Old Town experiences the gains and losses of unique local businesses

Print More

By Victoria Bowles

Old Town Lansing staff writer

Photo by Victoria Bowles

Photo by Victoria Bowles

Old Town experiences the gains and losses of unique local businesses  

OLD TOWN LANSING— Two new businesses are opening their doors in Old Town despite the recent closing announcements of two veteran businesses.

Old Town is home to more art-focused businesses like galleries, design firms and creative boutiques per capita than any other place in Michigan, said Sarah Christensen the owner of Katalyst art gallery and gift boutique.

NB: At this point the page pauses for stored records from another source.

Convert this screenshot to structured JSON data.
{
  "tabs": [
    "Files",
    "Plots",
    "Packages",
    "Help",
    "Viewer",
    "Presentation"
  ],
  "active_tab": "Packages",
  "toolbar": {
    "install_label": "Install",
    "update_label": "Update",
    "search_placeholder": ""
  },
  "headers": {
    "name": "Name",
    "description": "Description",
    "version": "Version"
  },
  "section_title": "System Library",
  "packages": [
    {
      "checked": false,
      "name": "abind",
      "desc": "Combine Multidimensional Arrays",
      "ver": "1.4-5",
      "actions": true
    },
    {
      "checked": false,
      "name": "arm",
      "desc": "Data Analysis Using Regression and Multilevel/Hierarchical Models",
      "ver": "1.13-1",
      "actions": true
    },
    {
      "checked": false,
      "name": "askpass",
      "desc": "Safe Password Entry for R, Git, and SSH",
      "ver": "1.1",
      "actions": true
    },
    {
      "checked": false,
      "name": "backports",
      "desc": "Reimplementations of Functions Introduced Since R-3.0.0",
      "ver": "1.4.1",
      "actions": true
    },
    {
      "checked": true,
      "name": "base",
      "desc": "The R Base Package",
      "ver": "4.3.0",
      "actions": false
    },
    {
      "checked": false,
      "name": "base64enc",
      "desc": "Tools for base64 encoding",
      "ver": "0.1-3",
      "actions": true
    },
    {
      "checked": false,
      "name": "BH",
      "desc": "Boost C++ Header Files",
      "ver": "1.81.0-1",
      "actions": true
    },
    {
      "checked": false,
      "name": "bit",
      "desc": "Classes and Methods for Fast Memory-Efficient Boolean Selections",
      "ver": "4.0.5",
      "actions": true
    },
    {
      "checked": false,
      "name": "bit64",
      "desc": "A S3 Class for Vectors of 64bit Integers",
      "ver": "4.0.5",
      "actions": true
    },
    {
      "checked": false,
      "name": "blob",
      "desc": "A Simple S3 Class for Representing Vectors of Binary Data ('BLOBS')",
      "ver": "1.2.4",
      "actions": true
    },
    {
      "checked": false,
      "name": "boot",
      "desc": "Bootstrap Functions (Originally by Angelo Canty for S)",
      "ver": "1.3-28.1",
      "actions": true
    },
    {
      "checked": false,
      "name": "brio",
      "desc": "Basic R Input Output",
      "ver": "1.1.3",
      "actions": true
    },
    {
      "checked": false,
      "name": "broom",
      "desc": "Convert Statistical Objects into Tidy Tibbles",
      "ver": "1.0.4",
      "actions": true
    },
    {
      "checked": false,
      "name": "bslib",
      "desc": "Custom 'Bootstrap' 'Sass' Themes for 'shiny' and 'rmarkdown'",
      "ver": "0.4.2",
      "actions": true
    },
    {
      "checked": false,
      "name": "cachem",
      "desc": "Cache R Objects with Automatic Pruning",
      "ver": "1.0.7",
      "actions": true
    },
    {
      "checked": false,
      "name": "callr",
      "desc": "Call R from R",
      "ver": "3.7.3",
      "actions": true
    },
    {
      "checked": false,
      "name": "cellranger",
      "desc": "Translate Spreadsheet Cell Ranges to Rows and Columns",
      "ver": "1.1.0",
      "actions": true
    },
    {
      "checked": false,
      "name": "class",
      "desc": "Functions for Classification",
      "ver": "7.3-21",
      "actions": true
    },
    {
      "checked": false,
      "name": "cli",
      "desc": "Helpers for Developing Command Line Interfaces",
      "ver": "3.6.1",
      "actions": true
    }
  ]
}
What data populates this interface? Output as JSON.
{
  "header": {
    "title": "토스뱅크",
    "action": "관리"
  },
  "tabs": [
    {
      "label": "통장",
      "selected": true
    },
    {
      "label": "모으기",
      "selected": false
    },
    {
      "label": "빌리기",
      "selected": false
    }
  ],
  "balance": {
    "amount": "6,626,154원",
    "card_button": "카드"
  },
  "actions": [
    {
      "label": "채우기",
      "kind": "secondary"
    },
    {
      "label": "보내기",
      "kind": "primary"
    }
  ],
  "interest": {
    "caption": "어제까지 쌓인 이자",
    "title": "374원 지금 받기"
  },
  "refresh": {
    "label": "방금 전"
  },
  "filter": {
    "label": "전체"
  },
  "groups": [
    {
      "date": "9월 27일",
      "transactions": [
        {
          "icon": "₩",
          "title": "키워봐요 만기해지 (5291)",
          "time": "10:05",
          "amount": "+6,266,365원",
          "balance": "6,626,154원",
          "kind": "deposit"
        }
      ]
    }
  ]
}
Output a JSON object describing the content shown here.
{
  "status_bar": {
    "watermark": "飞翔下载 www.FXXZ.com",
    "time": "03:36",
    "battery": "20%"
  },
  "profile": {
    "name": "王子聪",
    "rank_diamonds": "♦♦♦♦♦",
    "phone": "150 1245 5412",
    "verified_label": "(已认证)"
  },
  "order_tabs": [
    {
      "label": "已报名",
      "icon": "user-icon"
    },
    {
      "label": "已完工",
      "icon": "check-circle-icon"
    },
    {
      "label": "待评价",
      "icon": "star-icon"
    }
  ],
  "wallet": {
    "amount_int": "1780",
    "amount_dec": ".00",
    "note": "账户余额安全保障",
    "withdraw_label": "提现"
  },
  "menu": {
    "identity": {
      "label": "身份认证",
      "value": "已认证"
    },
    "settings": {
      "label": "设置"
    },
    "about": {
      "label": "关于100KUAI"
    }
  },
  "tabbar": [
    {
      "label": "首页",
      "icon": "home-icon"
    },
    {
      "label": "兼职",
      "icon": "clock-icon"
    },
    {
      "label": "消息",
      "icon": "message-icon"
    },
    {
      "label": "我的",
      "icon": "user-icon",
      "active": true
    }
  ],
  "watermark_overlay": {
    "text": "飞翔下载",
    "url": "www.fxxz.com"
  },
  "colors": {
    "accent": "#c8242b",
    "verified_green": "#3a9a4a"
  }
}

“Every place here is so unique and creative and having your own niche is important,” Christensen said.

Christensen may have found her niche in Old Town but the owners of Greenfield Collection Antiques and Gallery 1212 have not been as fortunate. Currently both businesses are closing, and offering sales on remaining merchandise.

We have been in business for three years, but we can’t meet costs for electricity and the space, said Mike Scieszka one the owners of Gallery 1212.

“We don’t have a steady amount of costumers in the off months,” Scieszka said.

Scieszka also said the festivals bring in a lot of people, but Old Town needs more business people or state employees wandering through more regularly.

IMG_2641

Photo by Victoria Bowles

New business ventures

Despite the closings, two new businesses are opening in Old Town, Whipped Bakery and Craig Mitchell Smith Glass.

Craig Mitchell Smith recently relocated his glass sculpting business from the Meridian mall, where he was located for four years. A Grand Opening will be held on Sunday at his new location in Old Town, 1120 N. Washington Ave.

“It [Old Town] is the art center and I wanted to be in an art district more than the mall,” said Craig Mitchell Smith owner of Craig Mitchell Smith Glass.

Smith’s business creates large sculptures made of glass for a commercial clients base. Some of the sculptures were recently displayed at Epcot Theme Park in Orlando Fl., Smith said.

“I offer a unique niche and don’t see myself in competition with other galleries,” Smith said, “I have a very established client base.”

Still opportunities in Old Town

Despite the closing many in Old Town believe there is room for growth and new costumers.

 

Louise Gradwohl, executive director of the Old Town Commercial Association, said they need a destination restaurant and specialty stores and galleries can thrive here if they offer a mix of merchandise.

“The businesses are closing for a mixture of reasons, and art can be hard to sell because it is a luxury item,” Gradwohl said. “There is a lot of opportunity here.”

Alicia Trantum manager of October Moon gift shop and specialty grocery store said her store offers different kinds of merchandise, and they want more costumers who will appreciate the quantity over quality.

“Having business in your own community is a privilege,” said Trantum. “Even people who are more mall oriented can appreciate the unique businesses in Old Town.”

Contact Reporter: Victoria Bowles, (810) 429- 1079, bowlesvi@msu.edu

Comments are closed.